Back in his hometown of Winston-Salem, N.C., 24-year-old comedian Jerrod Carmichael is taking a brief vacation at his parents' house, doing all the things he can't do while touring. Sleeping a lot, for example, as well as consuming an abundant amount of ice cream cake.
"Everyone in my family brings something to the table, and whenever I'm here, it means we're going to be eating a lot of ice cream cake," says Carmichael. "I've been here four days and we're on our third cake."
Some R&R is exactly what the exhausted performer needs. In four years, Carmichael has become one of the country's most promising young comedians. Labeled one of the top 10 comics to watch in 2011 by Variety, he is getting attention thanks to his laid-back delivery of fearless and controversial material about relationships, race and his own financial struggles.
Carmichael's standup career wasn't premeditated. It was only after a friend's excessive encouragement that he reluctantly gave comedy a try. He discovered a natural talent and began performing in the Winston-Salem area. One day he made a life-changing decision.
"At the time, I was 20 and my life was on autopilot," he says. "I was working in a shoe store and didn't know where I was going, so one day I found myself moving to Los Angeles to live with a bunch of strangers and make a go at comedy."
Carmichael began performing in the backwaters of the L.A. comedy scene, playing any joint with a microphone. Restaurants. Rooftops. Once even a nursing home, where during his performance he overheard a woman say a little too audibly, "I'm glad we didn't have to pay for this."
Perseverance was the key. Carmichael's now-confident stage presence and sharp deliveries have made him a regular at comedy hotspots like the Laugh Factory and the Comedy Store.
"It's a constant realization, looking up from time to time and seeing how the crowds and opportunities continue to improve," says Carmichael of his budding career. "Curiosity dictates a lot of the things I do, so whatever I do next will be because I feel strongly about it."

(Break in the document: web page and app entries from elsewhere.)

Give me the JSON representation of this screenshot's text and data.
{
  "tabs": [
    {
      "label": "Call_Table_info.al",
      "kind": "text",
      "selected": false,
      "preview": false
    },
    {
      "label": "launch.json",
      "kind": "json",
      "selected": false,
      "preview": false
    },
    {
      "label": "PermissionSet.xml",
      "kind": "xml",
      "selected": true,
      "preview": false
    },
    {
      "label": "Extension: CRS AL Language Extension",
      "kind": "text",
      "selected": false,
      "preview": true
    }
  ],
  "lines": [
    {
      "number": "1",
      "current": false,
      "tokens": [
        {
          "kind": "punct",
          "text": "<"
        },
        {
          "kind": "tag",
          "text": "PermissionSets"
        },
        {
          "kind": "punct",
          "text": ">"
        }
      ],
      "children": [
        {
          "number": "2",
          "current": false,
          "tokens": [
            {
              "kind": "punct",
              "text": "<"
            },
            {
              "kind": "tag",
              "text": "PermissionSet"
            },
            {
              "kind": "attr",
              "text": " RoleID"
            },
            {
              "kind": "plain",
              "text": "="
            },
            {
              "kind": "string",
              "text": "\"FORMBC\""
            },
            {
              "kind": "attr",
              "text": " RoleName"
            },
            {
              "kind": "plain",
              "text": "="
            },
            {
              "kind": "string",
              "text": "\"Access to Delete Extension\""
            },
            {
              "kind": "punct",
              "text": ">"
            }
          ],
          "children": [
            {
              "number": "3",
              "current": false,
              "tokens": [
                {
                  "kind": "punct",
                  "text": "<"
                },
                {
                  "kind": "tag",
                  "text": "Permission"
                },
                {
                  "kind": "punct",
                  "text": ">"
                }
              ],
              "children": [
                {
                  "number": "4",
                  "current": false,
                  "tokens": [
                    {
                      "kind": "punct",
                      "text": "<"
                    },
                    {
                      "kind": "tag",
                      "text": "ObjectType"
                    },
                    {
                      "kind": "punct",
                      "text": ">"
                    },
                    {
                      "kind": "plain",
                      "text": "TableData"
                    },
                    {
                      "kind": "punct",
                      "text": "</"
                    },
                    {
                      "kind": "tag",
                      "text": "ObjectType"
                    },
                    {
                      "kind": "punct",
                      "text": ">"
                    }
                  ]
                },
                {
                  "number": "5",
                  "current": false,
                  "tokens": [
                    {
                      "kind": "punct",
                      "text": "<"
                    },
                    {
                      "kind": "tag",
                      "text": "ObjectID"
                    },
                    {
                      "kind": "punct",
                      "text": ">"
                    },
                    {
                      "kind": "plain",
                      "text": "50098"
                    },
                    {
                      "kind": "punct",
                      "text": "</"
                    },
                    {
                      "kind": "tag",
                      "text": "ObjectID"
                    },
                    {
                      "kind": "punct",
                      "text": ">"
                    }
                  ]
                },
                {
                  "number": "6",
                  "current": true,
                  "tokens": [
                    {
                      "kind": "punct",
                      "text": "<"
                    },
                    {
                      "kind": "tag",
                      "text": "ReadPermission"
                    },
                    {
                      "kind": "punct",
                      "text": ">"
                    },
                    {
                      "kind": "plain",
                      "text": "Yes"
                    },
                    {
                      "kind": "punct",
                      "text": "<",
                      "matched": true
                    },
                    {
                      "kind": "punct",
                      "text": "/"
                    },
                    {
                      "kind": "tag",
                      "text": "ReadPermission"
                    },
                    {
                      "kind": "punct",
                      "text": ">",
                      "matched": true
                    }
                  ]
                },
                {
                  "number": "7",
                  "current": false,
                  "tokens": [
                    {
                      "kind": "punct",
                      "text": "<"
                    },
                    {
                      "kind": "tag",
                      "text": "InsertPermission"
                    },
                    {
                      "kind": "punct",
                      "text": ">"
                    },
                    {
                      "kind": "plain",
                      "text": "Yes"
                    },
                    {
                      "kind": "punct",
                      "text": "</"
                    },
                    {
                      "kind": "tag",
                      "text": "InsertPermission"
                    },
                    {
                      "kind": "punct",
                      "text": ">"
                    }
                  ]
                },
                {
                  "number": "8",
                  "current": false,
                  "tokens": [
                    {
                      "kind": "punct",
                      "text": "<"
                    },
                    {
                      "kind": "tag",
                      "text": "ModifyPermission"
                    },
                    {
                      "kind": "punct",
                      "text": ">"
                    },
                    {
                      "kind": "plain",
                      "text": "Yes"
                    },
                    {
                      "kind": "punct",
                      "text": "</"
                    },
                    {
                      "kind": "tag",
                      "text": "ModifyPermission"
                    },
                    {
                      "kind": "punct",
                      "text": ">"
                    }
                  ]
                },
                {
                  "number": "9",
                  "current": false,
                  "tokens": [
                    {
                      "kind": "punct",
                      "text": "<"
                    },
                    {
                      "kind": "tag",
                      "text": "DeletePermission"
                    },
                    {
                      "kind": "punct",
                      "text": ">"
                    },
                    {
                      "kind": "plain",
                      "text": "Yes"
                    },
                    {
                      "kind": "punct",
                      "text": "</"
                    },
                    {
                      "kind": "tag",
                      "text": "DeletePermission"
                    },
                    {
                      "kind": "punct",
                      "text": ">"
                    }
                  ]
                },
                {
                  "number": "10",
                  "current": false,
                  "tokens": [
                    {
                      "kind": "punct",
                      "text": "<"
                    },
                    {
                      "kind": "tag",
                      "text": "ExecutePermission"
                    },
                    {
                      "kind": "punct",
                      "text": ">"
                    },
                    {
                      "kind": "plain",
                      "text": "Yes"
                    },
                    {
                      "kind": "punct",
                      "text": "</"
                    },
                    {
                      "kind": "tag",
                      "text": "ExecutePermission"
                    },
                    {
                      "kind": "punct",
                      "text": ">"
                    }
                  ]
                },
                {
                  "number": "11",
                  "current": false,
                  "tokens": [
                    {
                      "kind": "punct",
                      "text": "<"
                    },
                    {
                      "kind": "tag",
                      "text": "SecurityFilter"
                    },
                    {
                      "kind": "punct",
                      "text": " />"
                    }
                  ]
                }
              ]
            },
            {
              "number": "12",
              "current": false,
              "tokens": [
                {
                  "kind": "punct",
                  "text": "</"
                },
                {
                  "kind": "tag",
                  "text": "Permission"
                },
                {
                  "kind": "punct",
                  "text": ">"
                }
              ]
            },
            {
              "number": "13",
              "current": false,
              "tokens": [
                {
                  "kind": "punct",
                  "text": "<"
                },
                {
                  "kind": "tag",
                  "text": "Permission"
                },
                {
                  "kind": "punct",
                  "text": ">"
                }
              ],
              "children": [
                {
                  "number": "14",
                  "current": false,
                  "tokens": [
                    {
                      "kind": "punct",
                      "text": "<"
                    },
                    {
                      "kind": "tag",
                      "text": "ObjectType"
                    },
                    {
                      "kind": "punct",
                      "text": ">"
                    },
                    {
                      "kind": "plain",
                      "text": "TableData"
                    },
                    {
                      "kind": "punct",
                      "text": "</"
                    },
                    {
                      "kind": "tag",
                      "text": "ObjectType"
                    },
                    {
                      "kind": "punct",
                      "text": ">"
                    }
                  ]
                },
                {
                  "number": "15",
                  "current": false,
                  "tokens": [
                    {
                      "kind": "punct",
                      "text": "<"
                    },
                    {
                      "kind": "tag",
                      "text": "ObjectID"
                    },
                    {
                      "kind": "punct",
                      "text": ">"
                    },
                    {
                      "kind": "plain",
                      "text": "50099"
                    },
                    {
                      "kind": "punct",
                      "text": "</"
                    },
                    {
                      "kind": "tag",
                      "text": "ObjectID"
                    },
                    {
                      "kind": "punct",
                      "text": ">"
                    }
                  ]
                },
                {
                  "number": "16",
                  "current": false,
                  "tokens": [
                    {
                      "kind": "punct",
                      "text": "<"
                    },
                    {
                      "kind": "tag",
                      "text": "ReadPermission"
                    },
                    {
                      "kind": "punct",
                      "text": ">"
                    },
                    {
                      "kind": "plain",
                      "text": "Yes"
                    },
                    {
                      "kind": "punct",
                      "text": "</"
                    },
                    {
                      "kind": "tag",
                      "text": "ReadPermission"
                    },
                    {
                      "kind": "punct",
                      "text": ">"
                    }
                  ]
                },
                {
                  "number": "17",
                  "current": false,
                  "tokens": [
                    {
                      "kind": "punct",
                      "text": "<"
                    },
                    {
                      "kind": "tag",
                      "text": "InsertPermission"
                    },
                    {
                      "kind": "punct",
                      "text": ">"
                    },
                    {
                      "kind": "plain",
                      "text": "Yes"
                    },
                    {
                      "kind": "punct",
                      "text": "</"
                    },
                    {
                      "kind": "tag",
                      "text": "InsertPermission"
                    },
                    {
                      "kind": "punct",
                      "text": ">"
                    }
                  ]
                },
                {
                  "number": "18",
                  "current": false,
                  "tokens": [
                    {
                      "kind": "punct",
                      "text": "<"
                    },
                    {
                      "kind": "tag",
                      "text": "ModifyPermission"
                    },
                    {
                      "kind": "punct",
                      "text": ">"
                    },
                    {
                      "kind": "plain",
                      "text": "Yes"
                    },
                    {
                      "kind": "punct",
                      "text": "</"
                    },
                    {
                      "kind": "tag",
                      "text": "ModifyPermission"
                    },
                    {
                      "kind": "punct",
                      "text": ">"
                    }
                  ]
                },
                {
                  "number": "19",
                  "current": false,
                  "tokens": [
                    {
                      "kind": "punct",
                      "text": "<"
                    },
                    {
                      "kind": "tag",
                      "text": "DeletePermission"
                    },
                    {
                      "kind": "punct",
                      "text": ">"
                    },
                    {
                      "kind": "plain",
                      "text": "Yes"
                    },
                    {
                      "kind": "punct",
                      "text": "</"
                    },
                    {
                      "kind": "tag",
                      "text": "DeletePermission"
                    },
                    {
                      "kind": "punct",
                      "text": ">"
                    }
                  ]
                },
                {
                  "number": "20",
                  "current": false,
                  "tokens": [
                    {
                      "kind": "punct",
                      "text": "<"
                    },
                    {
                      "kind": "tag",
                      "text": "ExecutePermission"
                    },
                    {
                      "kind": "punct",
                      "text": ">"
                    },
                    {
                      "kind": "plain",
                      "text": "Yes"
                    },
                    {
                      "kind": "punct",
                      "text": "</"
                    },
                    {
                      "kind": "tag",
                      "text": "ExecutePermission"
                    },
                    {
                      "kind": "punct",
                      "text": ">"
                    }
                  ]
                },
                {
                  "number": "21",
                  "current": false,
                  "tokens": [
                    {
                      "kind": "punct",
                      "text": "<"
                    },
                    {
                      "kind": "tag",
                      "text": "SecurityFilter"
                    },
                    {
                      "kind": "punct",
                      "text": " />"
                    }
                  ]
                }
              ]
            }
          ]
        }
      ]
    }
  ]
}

Last question. Does Carmichael know where he'll stay when he performs here? "I'm not sure, but I think I'll be fine," he says. "I don't think you've lived until you've found yourself lost somewhere on the streets of Madison, Wis., at three in the morning with nowhere to go."